The Hutchison Effect is a collection of phenomena which were discovered accidentally by John Hutchison during attempts to study the longitudinal waves of Tesla back in 1979. In other words, the Hutchison Effect is not simply a singular effect. It is many.
The effects produced include levitation of heavy objects, fusion of dissimilar materials such as metal and wood, the anomalous heating of metals without burning adjacent material, spontaneous fracturing of metals (which separate by sliding in a sideways fashion), and both temporary and permanent changes in the crystalline structure and physical properties of metals.
The levitation of heavy objects by the Hutchison Effect is not the result of simple electrostatic or electromagnetic levitation. Claims that these forces alone can explain the phenomenon are patently ridiculous, and easily disproved by using such methods to duplicate what the Hutchison Effect has achieved, which has been well documented both on film and videotape, and witnessed many times by numerous credentialed scientists and engineers. The apparatus used 75 Watts of power from a 120 Volt AC outlet, to levitate a 60-pound cannon ball.
The fusion of dissimilar materials, which is exceedingly remarkable, indicates clearly that the Hutchison Effect has a powerful influence on Van der Waals forces. In a striking and baffling contradiction, dissimilar substances can simply “come together,” yet the individual substances do not dissociate. A block of wood can simply “sink into” a metal bar, yet neither the metal bar nor the block of wood come apart. Also, there is no evidence of displacement, such as would occur if, for example, one were to sink a stone into a bowl of water.
The anomalous heating of metal without any evidence of burning or scorching of the adjacent materials (usually wood) is a clear indication that possibly the nature of heat may not be completely understood. This has far-reaching implications for thermodynamics, which hinges entirely on the presumption of such knowledge. It should be noted that the entirety of thermodynamics is represented by the infrared portion of the electromagnetic spectrum, which is insignificant in a context of 0 Hz to infinite Hz. The anomalous heating exhibited by the Hutchison Effect shows plainly that we have much to learn, especially where thermodynamics and electromagnetism meet.

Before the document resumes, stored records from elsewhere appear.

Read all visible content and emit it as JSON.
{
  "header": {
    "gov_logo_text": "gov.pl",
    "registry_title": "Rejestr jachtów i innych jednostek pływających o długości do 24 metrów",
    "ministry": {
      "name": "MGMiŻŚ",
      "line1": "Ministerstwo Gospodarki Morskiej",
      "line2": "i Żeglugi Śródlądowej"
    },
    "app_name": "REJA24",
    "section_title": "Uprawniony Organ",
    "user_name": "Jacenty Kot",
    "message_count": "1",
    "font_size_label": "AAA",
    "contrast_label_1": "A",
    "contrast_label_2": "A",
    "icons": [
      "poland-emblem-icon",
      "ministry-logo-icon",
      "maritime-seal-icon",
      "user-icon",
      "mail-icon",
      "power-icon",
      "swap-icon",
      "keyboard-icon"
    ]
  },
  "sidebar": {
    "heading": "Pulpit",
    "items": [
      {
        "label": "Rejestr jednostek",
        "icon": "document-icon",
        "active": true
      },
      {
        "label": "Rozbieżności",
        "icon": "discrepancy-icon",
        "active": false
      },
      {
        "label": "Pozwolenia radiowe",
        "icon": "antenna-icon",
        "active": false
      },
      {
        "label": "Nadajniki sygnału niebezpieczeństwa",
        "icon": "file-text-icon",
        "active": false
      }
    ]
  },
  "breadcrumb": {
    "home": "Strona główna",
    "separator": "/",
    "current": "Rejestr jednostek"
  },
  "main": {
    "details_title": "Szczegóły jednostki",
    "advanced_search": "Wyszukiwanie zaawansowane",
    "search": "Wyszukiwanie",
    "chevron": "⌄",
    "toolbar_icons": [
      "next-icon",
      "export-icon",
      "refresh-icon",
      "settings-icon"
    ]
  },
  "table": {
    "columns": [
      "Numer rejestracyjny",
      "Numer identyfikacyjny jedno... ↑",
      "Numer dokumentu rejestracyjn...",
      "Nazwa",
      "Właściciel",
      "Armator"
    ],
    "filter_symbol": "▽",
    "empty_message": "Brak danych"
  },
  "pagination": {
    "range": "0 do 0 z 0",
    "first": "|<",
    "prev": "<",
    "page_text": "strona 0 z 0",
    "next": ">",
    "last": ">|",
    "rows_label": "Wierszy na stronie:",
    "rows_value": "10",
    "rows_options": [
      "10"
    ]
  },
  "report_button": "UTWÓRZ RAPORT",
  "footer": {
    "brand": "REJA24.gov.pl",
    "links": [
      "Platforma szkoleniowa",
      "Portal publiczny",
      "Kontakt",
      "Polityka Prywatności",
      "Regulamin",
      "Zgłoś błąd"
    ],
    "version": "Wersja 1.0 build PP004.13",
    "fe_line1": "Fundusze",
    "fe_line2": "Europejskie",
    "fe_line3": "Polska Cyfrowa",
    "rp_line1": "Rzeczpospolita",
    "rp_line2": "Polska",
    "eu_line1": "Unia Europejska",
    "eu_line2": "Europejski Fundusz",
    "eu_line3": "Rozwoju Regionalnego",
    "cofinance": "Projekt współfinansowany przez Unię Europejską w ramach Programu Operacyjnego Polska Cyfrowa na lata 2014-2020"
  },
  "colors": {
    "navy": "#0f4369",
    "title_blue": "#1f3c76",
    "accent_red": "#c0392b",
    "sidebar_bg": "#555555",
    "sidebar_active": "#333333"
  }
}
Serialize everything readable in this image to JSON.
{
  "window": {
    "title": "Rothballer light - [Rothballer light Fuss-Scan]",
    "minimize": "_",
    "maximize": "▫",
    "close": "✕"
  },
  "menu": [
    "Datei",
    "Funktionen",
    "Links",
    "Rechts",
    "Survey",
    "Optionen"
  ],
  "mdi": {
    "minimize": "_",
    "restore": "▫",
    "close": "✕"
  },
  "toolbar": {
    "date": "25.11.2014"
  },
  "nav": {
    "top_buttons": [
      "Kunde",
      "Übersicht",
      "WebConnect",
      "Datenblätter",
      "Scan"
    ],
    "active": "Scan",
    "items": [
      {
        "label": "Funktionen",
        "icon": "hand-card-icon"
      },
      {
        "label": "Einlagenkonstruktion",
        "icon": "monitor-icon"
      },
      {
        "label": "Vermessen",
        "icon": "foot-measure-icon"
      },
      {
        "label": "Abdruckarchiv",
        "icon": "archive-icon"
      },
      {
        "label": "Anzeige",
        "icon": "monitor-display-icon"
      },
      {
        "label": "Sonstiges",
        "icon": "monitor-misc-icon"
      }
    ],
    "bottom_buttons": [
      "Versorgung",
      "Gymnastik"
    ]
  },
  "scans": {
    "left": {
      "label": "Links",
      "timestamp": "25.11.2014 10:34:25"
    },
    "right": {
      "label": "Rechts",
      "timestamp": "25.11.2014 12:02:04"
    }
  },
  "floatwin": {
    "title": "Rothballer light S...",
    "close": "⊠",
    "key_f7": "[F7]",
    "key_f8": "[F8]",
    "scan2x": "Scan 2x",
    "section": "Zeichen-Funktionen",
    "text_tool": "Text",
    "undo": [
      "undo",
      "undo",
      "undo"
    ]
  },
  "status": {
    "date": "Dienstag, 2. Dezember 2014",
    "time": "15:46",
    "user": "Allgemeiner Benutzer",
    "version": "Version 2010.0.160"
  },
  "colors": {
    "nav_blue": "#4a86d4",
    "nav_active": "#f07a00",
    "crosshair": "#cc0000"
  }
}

The spontaneous fracturing of metals, as occurs with the Hutchison Effect, is unique for two reasons: (1) there is no evidence of an “external force” causing the fracturing, and (2) the method by which the metal separates involves a sliding motion in a sideways direction, horizontally. The metal simply comes apart.
Some temporary changes in the crystalline structure and physical properties of metals are somewhat reminiscent of the “spoon bending” of Uri Geller, except that there is no one near the metal samples when the changes take place. One video shows a spoon flapping up and down like a limp rag in a stiff breeze. In the case of permanent changes, a metal bar will be hard at one end, like steel, and soft at the other end, like powdered lead. Again, this is evidence of strong influence on Van der Waals forces.
The radio wave interferences involved in producing these effects are produced from as many as four and five different radio sources, all operating at low power. However, the zone in which the interferences take place is stressed by hundreds of kilovolts.
It is surmised by some researchers that what Hutchison has done is tap into the Zero Point Energy. This energy gets its name from the fact that it is evidenced by oscillations at zero degrees Kelvin, where supposedly all activity in an atom ceases. The energy is associated with the spontaneous emission and annihilation of electrons and positrons coming from what is called “the quantum vacuum.” The density of the energy contained in the quantum vacuum is estimated by some at ten to the thirteenth Joules per cubic centimeter, which is reportedly sufficient to boil off the Earth’s oceans in a matter of moments.
Given access to such energies, it is small wonder that the Hutchison Effect produces such bizarre phenomena. At the present time, the phenomena are difficult to reproduce with any regularity. The focus for the future, then, is first to increase the frequency of occurrence of the effects, then to achieve some degree of precision in their control.
The work is continuing at this time. Before long, we shall see what progress can be made.
Copyright (c) 1999 by Mark A. Solis